Henry Art Gallery “Dance and Art in Dialogue, 1961-2001” chronicles Trisha Brown’s collaborations with visual artists, displaying pieces of sets, costumes, and artworks that emerged from or inspired her work. “A Door Meant as Adornment” offers a twenty-year retrospective of avant-garde Seattle furniture designer, architect, and artist Roy McMakin. UW campus, 206-543-2280. 11 a.m.-5 p.m. Tues.-Sun; 11 a.m.-8 p.m. Thurs.

Museum of Flight Artist Steve Maloney somehow acquired heaps box cutters, pocketknives, and other dangerous objects confiscated at airport security checkpoints and has incorporated them into installations, including a one large bulletproof plexiglass box affixed with a rusty chain and padlock. Also on display, John Dibbs’ aeronautical photography. 9404 East Marginal Way S., 206-764-5700, 9 a.m.-5 p.m. daily.

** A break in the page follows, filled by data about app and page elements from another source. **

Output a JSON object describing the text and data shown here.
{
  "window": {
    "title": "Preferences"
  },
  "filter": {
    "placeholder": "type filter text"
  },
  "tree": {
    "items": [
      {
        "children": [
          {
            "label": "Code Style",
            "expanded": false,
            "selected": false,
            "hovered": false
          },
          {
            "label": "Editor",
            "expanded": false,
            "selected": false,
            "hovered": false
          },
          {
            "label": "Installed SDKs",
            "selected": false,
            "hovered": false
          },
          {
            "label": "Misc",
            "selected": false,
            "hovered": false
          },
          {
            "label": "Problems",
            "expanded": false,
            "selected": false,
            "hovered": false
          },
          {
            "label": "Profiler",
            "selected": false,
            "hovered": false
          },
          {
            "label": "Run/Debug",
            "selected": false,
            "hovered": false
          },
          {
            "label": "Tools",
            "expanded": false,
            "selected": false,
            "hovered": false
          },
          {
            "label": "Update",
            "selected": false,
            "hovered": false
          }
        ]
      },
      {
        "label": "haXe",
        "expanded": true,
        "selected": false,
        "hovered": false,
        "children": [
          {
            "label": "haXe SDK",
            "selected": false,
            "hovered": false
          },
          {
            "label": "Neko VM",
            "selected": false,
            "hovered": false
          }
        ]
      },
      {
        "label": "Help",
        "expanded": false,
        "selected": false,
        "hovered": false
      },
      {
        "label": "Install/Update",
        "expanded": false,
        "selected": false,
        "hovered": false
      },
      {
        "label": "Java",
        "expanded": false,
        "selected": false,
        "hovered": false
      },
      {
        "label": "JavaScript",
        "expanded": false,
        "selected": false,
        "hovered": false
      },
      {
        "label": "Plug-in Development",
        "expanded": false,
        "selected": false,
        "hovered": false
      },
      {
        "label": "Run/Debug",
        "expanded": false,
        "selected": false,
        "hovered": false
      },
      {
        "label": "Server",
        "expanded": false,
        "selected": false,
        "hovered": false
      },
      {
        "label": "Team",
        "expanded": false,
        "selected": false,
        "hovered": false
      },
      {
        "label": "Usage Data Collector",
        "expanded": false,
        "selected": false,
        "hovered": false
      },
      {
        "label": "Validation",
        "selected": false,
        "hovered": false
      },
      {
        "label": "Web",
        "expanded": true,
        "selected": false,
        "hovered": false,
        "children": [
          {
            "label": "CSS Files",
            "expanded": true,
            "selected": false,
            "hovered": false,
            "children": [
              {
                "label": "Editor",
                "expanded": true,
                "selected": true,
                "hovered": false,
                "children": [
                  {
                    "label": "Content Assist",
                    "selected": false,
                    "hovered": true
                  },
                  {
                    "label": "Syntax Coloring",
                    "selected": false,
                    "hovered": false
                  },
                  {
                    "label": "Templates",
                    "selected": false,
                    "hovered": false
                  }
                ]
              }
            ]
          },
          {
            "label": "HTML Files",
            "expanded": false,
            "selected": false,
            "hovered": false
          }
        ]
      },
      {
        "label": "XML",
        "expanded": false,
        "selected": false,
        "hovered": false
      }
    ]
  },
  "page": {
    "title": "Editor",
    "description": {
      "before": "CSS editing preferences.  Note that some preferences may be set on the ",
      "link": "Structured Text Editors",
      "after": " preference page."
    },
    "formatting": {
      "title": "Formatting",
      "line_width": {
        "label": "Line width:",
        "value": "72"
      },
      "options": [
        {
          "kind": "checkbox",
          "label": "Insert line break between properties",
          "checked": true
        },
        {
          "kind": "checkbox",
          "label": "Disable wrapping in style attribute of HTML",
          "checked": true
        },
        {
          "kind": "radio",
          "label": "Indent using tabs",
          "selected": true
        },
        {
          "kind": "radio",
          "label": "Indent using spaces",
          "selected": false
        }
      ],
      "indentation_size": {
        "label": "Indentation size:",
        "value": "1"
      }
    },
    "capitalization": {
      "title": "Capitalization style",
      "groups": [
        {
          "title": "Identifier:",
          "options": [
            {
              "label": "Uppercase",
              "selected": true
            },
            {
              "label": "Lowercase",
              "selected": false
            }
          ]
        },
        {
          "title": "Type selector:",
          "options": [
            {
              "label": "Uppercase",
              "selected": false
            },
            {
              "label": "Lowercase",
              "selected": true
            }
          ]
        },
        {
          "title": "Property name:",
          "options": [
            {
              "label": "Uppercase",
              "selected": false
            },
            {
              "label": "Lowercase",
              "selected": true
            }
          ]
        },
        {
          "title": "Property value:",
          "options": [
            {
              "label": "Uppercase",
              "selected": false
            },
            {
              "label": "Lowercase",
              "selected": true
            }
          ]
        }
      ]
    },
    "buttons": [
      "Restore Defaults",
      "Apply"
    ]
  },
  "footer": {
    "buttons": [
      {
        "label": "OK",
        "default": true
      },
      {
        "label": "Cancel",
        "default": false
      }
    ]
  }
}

Museum of Glass Taking the medieval stained glass panel as her launching pad, Judith Schaechter creates sappy, violent, and just plain weird vignettes of early 21st century life. Her recurrent themes are road kill, bathrooms, naughty women, children, and other tragedies. And it’s all executed in absolutely gorgeous swirling, fractured bits of color. 1801 East Dock St. Tacoma, 253-396-1768. 10 a.m.-5 p.m. Wed.-Sat., noon-5 p.m. Sun.

Seattle Art Museum “Only Skin Deep,” an exhibit from New York’s International Center of Photography explores the art world’s own complicity in perpetuating, even creating, racial stereotypes over the last 150 years or so. More than 300 images have been placed into five thematic groupings that address issues of identity, hierarchy, assimilation, fetishization, and more. 100 University St., 206-654-3100. 10 a.m.-5 p.m. Tues.-Sun.; 10 a.m.-9 p.m. Thurs.

Seattle Asian Art Museum “Larger than Life Heroes” presents Ukiyo-e and woodblock prints on the subject of sumo wrestling. Yup, big sweaty fat guys grappling with each other in loincloths. Volunteer Park, 1400 E. Prospect Ave., 206-625-8900. 10 a.m.-5 p.m. Wed.-Sun.; 10 a.m.-9 p.m. Thurs.

Tacoma Art Museum The theme of TAM’s latest Northwest Biennial is “Buildingwise” (guess it has something to do with the new building) and it promises 100 works by artists from Washington, Oregon, Idaho, and Montana. In “Lewis and Clark Territory,” contemporary artists investigate themes of race and place in the West 200 years after the Corps of Discovery. 1701 Pacific Ave., Tacoma, 253-272-4258. 10 a.m.-5 p.m. Tues.-Sat.; 10 a.m.-8 p.m. Thurs.; 12 p.m.-5 p.m. Sun.